if (err) return statusMessage.value = err
statusMessage.value = body
function doSomethingExtra(callback){
// Do something here
function doEvenMore(callback){
// Do something here
document.querySelector(‘form’).onsubmit =

It is still super easy to understand the program flow. If you did something like this with the normal approach, you would have to first look into formSubmit, postResponse, doSomethingExtra and finally doEvenMore.

If you use Coffeescript, then the code would look like the following, which makes the intent of the code super easy to understand;

document.querySelector(‘form’).onsubmit = (event) ->
formSubmit event, (err, response, body) ->
postResponse err, response, body, ->
doSomethingExtra ->

The interesting thing about the Coffeescript code is that with the functions statements out of the way, it starts to look like synchronous code with the exception that each consecutive method call is indented one step more than the previous. What I really like is that the program flow is as easy to understand as synchronous code.

Not being a heavy Javascript coder, I haven’t really put my head into error handling and such so I’m sure there is a lot that I’ve overlooked. I’m just posting here the way that I’m overcoming “Callback Hell”, and I really like it compared to the alternative remedies that I find on the web.





米国のデータです。それほど大きなスパイクではありませんが、Chromeは週末に多く使われているのがわかります。それに対してFirefoxはスパイクが全く見られず、職場でもプライベートでも使われていることがわかります。参考までにInternet Explorerは週末に下にスパイクしており、週末には比較的使われていないことがわかります。

StatCounter browser US daily 20130620 20131120


StatCounter browser JP daily 20130620 20131120


StatCounter browser DE daily 20130620 20131120

ブラジルのデータです。ここはInternet Explorerが週末に利用が増えていて、Firefoxは平日に利用が増えています。またChromeは余りはっきりしません。

StatCounter browser BR daily 20130620 20131120




StatCounter browser BR daily 20091120 20111120


StatCounter browser BR daily 20111120 20131120


StatCounter browser US daily 20091120 20111120


StatCounter browser DE daily 20111120 20131120
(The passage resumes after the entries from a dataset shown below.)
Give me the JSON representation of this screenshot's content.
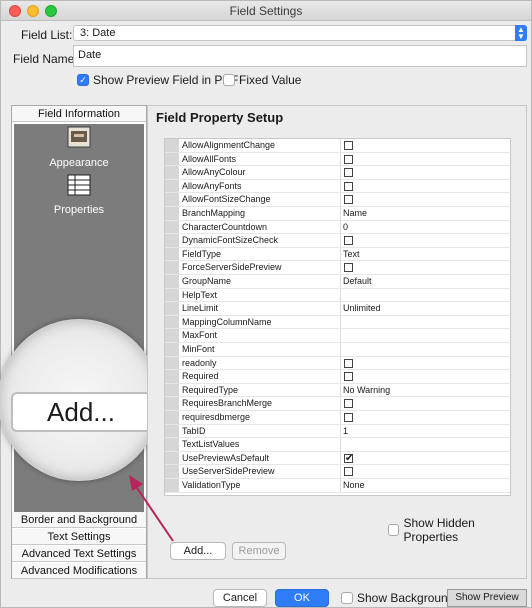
{
  "window": {
    "title": "Field Settings"
  },
  "form": {
    "field_list_label": "Field List:",
    "field_list_value": "3: Date",
    "field_name_label": "Field Name:",
    "field_name_value": "Date",
    "show_preview_label": "Show Preview Field in PDF",
    "show_preview_checked": true,
    "fixed_value_label": "Fixed Value",
    "fixed_value_checked": false
  },
  "sidebar": {
    "top_tab": "Field Information",
    "icons": [
      {
        "label": "Appearance",
        "icon": "appearance-icon"
      },
      {
        "label": "Properties",
        "icon": "properties-icon"
      }
    ],
    "bottom_tabs": [
      "Border and Background",
      "Text Settings",
      "Advanced Text Settings",
      "Advanced Modifications"
    ]
  },
  "magnifier": {
    "label": "Add..."
  },
  "properties": {
    "title": "Field Property Setup",
    "rows": [
      {
        "key": "AllowAlignmentChange",
        "type": "checkbox",
        "checked": false
      },
      {
        "key": "AllowAllFonts",
        "type": "checkbox",
        "checked": false
      },
      {
        "key": "AllowAnyColour",
        "type": "checkbox",
        "checked": false
      },
      {
        "key": "AllowAnyFonts",
        "type": "checkbox",
        "checked": false
      },
      {
        "key": "AllowFontSizeChange",
        "type": "checkbox",
        "checked": false
      },
      {
        "key": "BranchMapping",
        "type": "text",
        "value": "Name"
      },
      {
        "key": "CharacterCountdown",
        "type": "text",
        "value": "0"
      },
      {
        "key": "DynamicFontSizeCheck",
        "type": "checkbox",
        "checked": false
      },
      {
        "key": "FieldType",
        "type": "text",
        "value": "Text"
      },
      {
        "key": "ForceServerSidePreview",
        "type": "checkbox",
        "checked": false
      },
      {
        "key": "GroupName",
        "type": "text",
        "value": "Default"
      },
      {
        "key": "HelpText",
        "type": "text",
        "value": ""
      },
      {
        "key": "LineLimit",
        "type": "text",
        "value": "Unlimited"
      },
      {
        "key": "MappingColumnName",
        "type": "text",
        "value": ""
      },
      {
        "key": "MaxFont",
        "type": "text",
        "value": ""
      },
      {
        "key": "MinFont",
        "type": "text",
        "value": ""
      },
      {
        "key": "readonly",
        "type": "checkbox",
        "checked": false
      },
      {
        "key": "Required",
        "type": "checkbox",
        "checked": false
      },
      {
        "key": "RequiredType",
        "type": "text",
        "value": "No Warning"
      },
      {
        "key": "RequiresBranchMerge",
        "type": "checkbox",
        "checked": false
      },
      {
        "key": "requiresdbmerge",
        "type": "checkbox",
        "checked": false
      },
      {
        "key": "TabID",
        "type": "text",
        "value": "1"
      },
      {
        "key": "TextListValues",
        "type": "text",
        "value": ""
      },
      {
        "key": "UsePreviewAsDefault",
        "type": "checkbox",
        "checked": true
      },
      {
        "key": "UseServerSidePreview",
        "type": "checkbox",
        "checked": false
      },
      {
        "key": "ValidationType",
        "type": "text",
        "value": "None"
      }
    ],
    "show_hidden_label": "Show Hidden Properties",
    "add_label": "Add...",
    "remove_label": "Remove"
  },
  "footer": {
    "cancel_label": "Cancel",
    "ok_label": "OK",
    "show_background_label": "Show Background",
    "show_preview_label": "Show Preview"
  },
  "colors": {
    "accent": "#2e7cf6",
    "arrow": "#b8245a",
    "sidebar_bg": "#7c7c7c"
  }
}
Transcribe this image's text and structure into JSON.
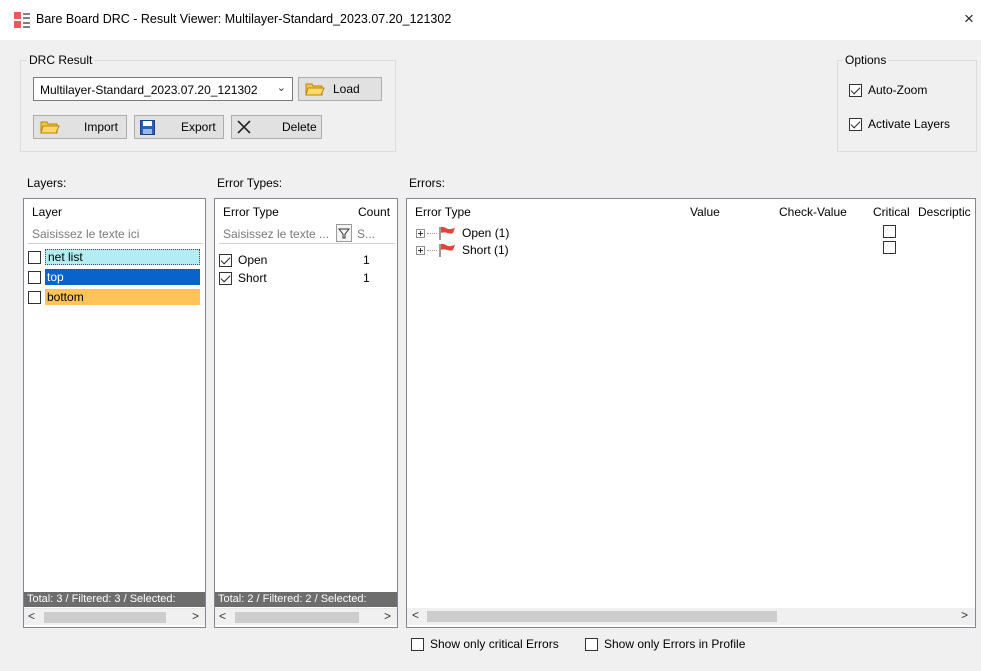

  1. 新しい製品が浸透するのは、職場よりも圧倒的にプライベートでの利用が早いです。ブラジルにおいてはChromeが職場に浸透してきましたが、他の国(米国、ドイツ)でChromeが浸透していくかは未知数です。
  2. 職場ではInternet Explorerが強みを発揮していますが、standards compliantなブラウザが必要なときは歴史的にFirefoxが使われてきたと思われます。いったん確立されたこのFirefoxの立場は、容易にはChromeに変わらないのでしょう。